0 4 min 4 yrs

Love is in the air, everywhere you look around, during this time of year. But you’ve been misled your entire life, folks. Cupid doesn’t actually enjoy love–in fact, the mythological creature hates everything about it and the people who celebrate the Hallmark holiday on February 14th.

Cupid starts off quite promising–an animated sequence tells us the real backstory behind the winged creature and it ain’t all conversation heart candies. This cupid is a fiend from Hell.

Meet Faye (Georgina Jane), a soft-spoken student who is the butt of most of her peers’ jokes. Little do they know, Faye is an actual witch. After a particularly humiliating incident, Faye summons everyone’s favorite arrow-toting cherub to do some of her dirty work. Of course, this all goes down on Valentine’s Day.

Written and directed by Scott Jeffrey, an independent gore hound with a number of titles under his belt, Cupid struggles to spread its wings. Typical indie horror obstacles notwithstanding, the film has a hard time getting things rolling in the scary direction. There are a few entertaining moments in the film, namely an arrow through the eye and a scene where Cupid is ominously lurking in the background, but not enough to warrant a feature-length runtime. I truly believe this film would have done much better as a short.

Without delving too deep into the typical indie horror shortcomings (acting and effects, mostly), the biggest issue I had with this film is the story. The stereotypical “goth girl is the butt of bullying,” “the shy student has a crush on the dashing teacher” and “the bitchy popular girl is going to get what’s coming to her” tropes are all here. Little things like Faye summoning Cupid from a book titled “Black Magic” is just not a good look for a film that may (?) be trying to take itself seriously.

See, that’s the thing. I still don’t know if Cupid wants to be taken seriously. The trailer seems to suggest this is going to be a blood fest. The final product stumbles out of the gate and doesn’t recover.

The look of Cupid is poor, to say the least. It’s clearly a mask and there isn’t anything done to try to cover for the fact that the villain in this film is wearing a cheap mask.

Then there are the accents. The film is made in the UK and stars a cast of English men and women. Someone thought it’d be a good idea to force American accents on some of the actors. They are poor accents, to say the least. It also doesn’t help that nothing else is “American” about the film, including cars featuring right-side driver seats, so the accents are even more distracting.

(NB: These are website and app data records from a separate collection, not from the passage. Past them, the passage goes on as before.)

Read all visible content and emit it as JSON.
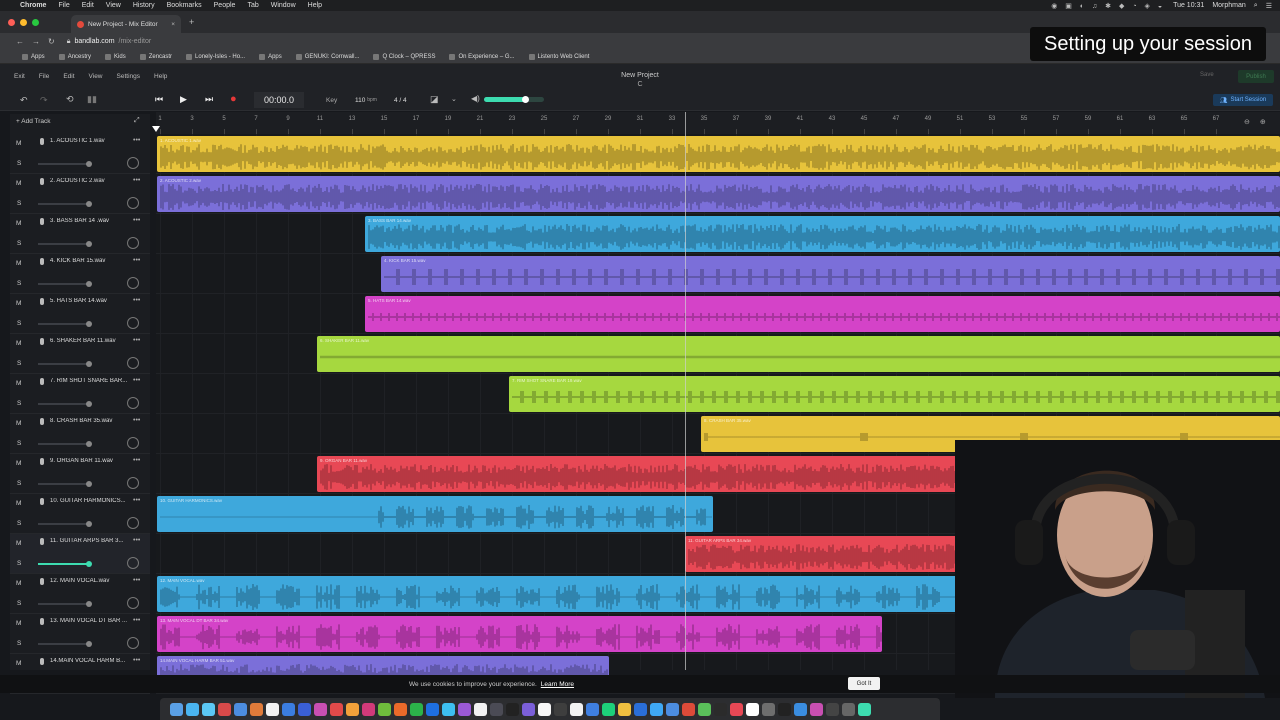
{
  "macos": {
    "apple": "",
    "menus": [
      "Chrome",
      "File",
      "Edit",
      "View",
      "History",
      "Bookmarks",
      "People",
      "Tab",
      "Window",
      "Help"
    ],
    "clock": "Tue 10:31",
    "user": "Morphman"
  },
  "browser": {
    "tab_title": "New Project - Mix Editor",
    "tab_close": "×",
    "new_tab": "+",
    "url_host": "bandlab.com",
    "url_path": "/mix-editor",
    "bookmarks": [
      "Apps",
      "Ancestry",
      "Kids",
      "Zencastr",
      "Lonely-Isles - Ho...",
      "Apps",
      "GENUKI: Cornwall...",
      "Q Clock – QPRESS",
      "On Experience – G...",
      "Listento Web Client"
    ]
  },
  "overlay": {
    "title": "Setting up your session"
  },
  "app": {
    "menu": [
      "Exit",
      "File",
      "Edit",
      "View",
      "Settings",
      "Help"
    ],
    "project_name": "New Project",
    "project_key": "C",
    "save_label": "Save",
    "publish_label": "Publish",
    "timecode": "00:00.0",
    "key_label": "Key",
    "bpm": "110",
    "bpm_unit": "bpm",
    "time_sig": "4 / 4",
    "volume_level": 0.7,
    "start_session_label": "Start Session",
    "add_track_label": "Add Track",
    "mute_label": "M",
    "solo_label": "S",
    "track_menu": "•••"
  },
  "ruler": {
    "ticks": [
      "1",
      "3",
      "5",
      "7",
      "9",
      "11",
      "13",
      "15",
      "17",
      "19",
      "21",
      "23",
      "25",
      "27",
      "29",
      "31",
      "33",
      "35",
      "37",
      "39",
      "41",
      "43",
      "45",
      "47",
      "49",
      "51",
      "53",
      "55",
      "57",
      "59",
      "61",
      "63",
      "65",
      "67"
    ]
  },
  "tracks": [
    {
      "name": "1. ACOUSTIC 1.wav",
      "clip_label": "1. ACOUSTIC 1.wav",
      "color": "#e7c33b"
    },
    {
      "name": "2. ACOUSTIC 2.wav",
      "clip_label": "2. ACOUSTIC 2.wav",
      "color": "#7b6fd9"
    },
    {
      "name": "3. BASS BAR 14 .wav",
      "clip_label": "3. BASS BAR 14.wav",
      "color": "#3ea8dc"
    },
    {
      "name": "4. KICK BAR 15.wav",
      "clip_label": "4. KICK BAR 15.wav",
      "color": "#7b6fd9"
    },
    {
      "name": "5. HATS BAR 14.wav",
      "clip_label": "5. HATS BAR 14.wav",
      "color": "#d443c8"
    },
    {
      "name": "6. SHAKER BAR 11.wav",
      "clip_label": "6. SHAKER BAR 11.wav",
      "color": "#a6d83f"
    },
    {
      "name": "7. RIM SHOT SNARE BAR...",
      "clip_label": "7. RIM SHOT SNARE BAR 19.wav",
      "color": "#a6d83f"
    },
    {
      "name": "8. CRASH BAR 35.wav",
      "clip_label": "8. CRASH BAR 35.wav",
      "color": "#e7c33b"
    },
    {
      "name": "9. ORGAN BAR 11.wav",
      "clip_label": "9. ORGAN BAR 11.wav",
      "color": "#e84855"
    },
    {
      "name": "10. GUITAR HARMONICS...",
      "clip_label": "10. GUITAR HARMONICS.wav",
      "color": "#3ea8dc"
    },
    {
      "name": "11. GUITAR ARPS BAR 3...",
      "clip_label": "11. GUITAR ARPS BAR 34.wav",
      "color": "#e84855"
    },
    {
      "name": "12. MAIN VOCAL.wav",
      "clip_label": "12. MAIN VOCAL.wav",
      "color": "#3ea8dc"
    },
    {
      "name": "13. MAIN VOCAL DT BAR ...",
      "clip_label": "13. MAIN VOCAL DT BAR 34.wav",
      "color": "#d443c8"
    },
    {
      "name": "14.MAIN VOCAL HARM B...",
      "clip_label": "14.MAIN VOCAL HARM BAR 51.wav",
      "color": "#7b6fd9"
    }
  ],
  "cookie": {
    "text": "We use cookies to improve your experience.",
    "link": "Learn More",
    "button": "Got It"
  }
}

Unfortunately, everything that I have pointed out in this review could have either been eliminated or greatly diminished had this been a short film that focused on a Cupid hell-bent on destroying a bunch of lovey-dovey students. Instead, the script runs too long and the feature-length runtime gives audiences a chance to notice the shortcomings over and over again.

Certainly not a perfect film, Cupid deserves kudos for applying a new spin to the Valentine’s Day lore. If only we got more horror in a shorter time window.